Across the data below, how many lines hold "offset"? Answer with that number and nothing else.

App and web page records
◇ ◇ ◇ ◇ ◇ ◇ ◇

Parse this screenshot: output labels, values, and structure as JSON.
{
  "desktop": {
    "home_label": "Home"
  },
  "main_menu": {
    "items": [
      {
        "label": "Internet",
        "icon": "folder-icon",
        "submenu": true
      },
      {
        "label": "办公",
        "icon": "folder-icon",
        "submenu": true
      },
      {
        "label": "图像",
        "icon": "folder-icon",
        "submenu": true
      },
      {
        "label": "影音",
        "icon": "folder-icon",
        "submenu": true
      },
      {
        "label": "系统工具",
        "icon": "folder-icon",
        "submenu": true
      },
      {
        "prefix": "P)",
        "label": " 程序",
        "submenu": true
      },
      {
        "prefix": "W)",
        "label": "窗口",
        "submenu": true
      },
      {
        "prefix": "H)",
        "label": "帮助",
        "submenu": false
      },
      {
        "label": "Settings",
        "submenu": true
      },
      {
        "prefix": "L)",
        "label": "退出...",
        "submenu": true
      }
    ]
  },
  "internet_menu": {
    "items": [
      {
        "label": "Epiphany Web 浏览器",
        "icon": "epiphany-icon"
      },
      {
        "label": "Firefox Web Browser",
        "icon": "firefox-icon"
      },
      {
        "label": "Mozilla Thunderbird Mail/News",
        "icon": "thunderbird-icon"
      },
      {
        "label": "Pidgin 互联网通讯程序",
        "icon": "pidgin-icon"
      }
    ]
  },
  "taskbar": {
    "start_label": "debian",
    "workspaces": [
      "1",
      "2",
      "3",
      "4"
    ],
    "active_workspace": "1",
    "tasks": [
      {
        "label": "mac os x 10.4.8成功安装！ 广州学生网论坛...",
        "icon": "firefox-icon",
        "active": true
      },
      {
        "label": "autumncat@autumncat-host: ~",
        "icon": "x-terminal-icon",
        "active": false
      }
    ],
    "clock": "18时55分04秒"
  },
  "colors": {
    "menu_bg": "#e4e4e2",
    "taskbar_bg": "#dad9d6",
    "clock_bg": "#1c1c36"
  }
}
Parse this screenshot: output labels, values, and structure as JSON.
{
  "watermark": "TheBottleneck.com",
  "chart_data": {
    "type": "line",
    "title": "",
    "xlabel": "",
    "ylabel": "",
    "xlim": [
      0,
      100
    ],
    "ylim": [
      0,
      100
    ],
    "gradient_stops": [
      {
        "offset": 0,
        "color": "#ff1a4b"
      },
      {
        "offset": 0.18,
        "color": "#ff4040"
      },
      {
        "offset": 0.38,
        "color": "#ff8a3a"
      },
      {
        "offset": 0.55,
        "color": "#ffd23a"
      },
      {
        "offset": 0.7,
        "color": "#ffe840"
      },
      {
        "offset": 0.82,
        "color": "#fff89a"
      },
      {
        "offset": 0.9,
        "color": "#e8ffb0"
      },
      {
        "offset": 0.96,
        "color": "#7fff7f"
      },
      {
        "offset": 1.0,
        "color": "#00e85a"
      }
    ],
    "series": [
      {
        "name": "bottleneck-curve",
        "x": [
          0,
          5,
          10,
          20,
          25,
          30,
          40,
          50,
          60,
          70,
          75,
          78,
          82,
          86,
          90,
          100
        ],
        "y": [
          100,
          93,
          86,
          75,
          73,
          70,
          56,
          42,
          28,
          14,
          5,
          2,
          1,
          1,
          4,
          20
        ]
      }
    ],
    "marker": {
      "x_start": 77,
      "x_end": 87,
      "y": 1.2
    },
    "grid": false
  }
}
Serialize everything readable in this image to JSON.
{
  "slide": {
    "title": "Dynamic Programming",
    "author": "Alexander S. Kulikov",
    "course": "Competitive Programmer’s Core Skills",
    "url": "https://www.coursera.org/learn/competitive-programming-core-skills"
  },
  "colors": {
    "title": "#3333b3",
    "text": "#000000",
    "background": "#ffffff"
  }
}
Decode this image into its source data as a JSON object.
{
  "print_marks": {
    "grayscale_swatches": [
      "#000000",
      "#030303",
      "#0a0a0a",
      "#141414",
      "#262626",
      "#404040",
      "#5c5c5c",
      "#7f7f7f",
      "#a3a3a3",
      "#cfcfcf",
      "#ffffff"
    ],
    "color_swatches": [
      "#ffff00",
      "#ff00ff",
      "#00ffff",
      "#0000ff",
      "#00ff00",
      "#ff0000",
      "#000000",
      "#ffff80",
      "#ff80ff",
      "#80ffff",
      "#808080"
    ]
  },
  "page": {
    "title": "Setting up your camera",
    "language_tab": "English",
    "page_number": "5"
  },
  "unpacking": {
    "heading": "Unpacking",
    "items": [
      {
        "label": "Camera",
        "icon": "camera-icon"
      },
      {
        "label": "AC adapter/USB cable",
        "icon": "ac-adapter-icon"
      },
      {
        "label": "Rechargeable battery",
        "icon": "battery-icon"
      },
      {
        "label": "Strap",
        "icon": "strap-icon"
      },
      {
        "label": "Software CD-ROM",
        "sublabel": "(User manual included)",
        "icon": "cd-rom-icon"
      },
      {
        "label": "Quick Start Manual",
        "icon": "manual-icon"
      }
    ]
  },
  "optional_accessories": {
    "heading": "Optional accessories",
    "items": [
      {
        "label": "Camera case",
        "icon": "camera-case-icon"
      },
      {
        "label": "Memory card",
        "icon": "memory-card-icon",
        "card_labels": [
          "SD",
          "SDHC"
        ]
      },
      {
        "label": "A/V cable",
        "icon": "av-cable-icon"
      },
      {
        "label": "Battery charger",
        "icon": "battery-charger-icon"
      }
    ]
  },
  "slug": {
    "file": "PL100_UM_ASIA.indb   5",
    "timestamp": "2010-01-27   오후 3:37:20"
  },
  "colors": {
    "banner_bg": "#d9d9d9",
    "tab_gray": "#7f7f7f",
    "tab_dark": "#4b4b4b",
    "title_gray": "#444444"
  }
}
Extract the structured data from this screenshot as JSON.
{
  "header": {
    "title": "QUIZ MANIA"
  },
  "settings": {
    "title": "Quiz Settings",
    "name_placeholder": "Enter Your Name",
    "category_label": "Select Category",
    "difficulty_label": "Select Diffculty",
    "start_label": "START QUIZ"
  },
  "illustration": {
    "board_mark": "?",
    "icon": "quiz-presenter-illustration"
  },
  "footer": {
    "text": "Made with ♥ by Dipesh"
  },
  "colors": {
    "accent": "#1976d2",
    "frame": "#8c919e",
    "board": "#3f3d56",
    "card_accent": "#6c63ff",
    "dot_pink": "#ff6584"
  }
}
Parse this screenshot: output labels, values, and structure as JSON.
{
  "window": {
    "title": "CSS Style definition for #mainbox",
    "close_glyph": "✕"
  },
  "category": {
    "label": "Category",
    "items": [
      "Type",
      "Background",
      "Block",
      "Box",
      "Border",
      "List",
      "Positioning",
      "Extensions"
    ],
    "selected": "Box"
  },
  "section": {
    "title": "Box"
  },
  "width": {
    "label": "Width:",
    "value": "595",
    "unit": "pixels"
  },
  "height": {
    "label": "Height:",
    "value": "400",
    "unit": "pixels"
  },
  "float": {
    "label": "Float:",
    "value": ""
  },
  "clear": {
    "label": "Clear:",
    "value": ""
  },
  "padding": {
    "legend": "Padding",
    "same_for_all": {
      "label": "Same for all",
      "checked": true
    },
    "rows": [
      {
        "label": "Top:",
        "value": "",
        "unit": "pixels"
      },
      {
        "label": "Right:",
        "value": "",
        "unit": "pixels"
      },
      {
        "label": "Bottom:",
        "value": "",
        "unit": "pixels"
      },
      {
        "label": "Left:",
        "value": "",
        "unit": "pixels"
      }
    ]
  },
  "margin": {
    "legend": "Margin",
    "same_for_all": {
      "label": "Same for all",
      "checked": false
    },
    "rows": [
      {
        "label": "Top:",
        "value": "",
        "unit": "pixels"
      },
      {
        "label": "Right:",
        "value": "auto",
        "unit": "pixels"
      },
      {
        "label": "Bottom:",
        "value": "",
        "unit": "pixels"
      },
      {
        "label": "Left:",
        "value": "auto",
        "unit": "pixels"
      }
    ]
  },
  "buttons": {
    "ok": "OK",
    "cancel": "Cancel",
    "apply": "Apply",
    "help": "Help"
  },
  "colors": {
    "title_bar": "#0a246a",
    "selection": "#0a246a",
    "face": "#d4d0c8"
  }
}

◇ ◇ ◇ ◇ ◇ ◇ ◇

* _FINISHED EXERCISE_
9